Given current patterns of immigration to the United States, Washington faces an enormous policy challenge. Two in five of all immigrants to the United States are from Mexico and Central America. Latinos now constitute 22 percent of all children in the United States; by 2050, they are expected to be 39 percent. But the social status of Latinos, even those born in the United States, is persistently low.
This perhaps shouldn't be a surprise, given that migrants from Mexico and Central America tend to be negatively selected from their home populations: they are often the people who found themselves in such desperate economic circumstances at home that they preferred to live as illegal immigrants in the United States. (Latinos constitute nearly half of the foreign born in the United States, but four in five of illegal migrants.) The effects have been dire: there can be no doubt that immigration is widening social inequality in the United States.
Consider the table below, which shows educational attainment of 25–34-year-olds in the United States in 2009. Descendants of Latino immigrants are dropping out of high school at rates far in excess of the domestic population and the descendants of other immigrant groups; similarly, the Latino population is much less likely than those other groups to complete higher education. Educational attainment in all societies is a strong predictor of future social status, and the prediction here for the Latino population is not good.
Of course, Clark cannot bring himself to mouth the dread word, "I.Q." but that's why he's published in Foreign Affairs and Steve Sailer is not. Thus, given the human capital we're importing, lots of such people from crowded, destitute places can only mean the same lowered wages and increased competition for housing, education, green space, public utilities, etc. as in the originating country. Wages stagnate, goods and services get more scarce. Profits are captured at the top, costs are socialized downward, and the bottom finds socio-economic break-out increasingly difficult.
In sum, immigration means the developing-world (i.e., those regions which are perenially "developing" yet never ultimately developed) conditions are simply replicated here. The US is literally engineering its own decline into Third World status.
And, once again, we have been over this before. My question is, if the Council of Foreign Relations has figured this out; if prominent academic economists like Tyler Cowen have figured this out, then why aren't they shouting it from all their high profile outlets?

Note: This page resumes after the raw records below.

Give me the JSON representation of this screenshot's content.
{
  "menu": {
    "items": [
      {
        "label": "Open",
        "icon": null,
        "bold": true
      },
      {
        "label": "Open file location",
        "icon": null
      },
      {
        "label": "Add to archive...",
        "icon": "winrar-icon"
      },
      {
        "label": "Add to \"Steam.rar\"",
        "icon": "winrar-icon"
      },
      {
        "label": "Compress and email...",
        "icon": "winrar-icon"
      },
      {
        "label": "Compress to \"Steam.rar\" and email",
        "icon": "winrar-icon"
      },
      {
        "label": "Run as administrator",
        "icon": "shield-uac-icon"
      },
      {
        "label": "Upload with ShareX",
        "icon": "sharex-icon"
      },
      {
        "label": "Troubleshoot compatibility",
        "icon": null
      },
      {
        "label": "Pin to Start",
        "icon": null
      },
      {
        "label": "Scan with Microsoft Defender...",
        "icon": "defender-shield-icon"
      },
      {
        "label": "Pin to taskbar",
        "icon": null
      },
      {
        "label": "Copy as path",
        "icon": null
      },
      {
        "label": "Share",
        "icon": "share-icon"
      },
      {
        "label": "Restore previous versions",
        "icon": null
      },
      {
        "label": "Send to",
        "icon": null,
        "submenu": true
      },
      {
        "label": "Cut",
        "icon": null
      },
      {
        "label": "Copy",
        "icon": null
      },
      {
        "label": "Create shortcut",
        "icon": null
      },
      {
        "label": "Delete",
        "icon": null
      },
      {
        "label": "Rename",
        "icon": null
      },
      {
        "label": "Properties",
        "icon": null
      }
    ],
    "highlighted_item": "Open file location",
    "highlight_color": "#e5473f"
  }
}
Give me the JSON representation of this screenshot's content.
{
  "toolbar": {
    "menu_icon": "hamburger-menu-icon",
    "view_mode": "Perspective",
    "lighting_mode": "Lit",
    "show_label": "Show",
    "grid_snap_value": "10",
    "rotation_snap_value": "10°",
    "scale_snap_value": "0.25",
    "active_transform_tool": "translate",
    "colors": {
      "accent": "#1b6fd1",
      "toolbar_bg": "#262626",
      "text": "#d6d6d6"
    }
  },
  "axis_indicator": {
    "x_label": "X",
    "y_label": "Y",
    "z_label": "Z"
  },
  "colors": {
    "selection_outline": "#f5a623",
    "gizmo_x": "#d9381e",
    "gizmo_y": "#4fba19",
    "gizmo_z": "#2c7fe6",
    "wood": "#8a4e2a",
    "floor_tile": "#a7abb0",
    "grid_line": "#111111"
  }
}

The same tsunami is going to drown them and theirs too, after all. Are they insane, or just evil?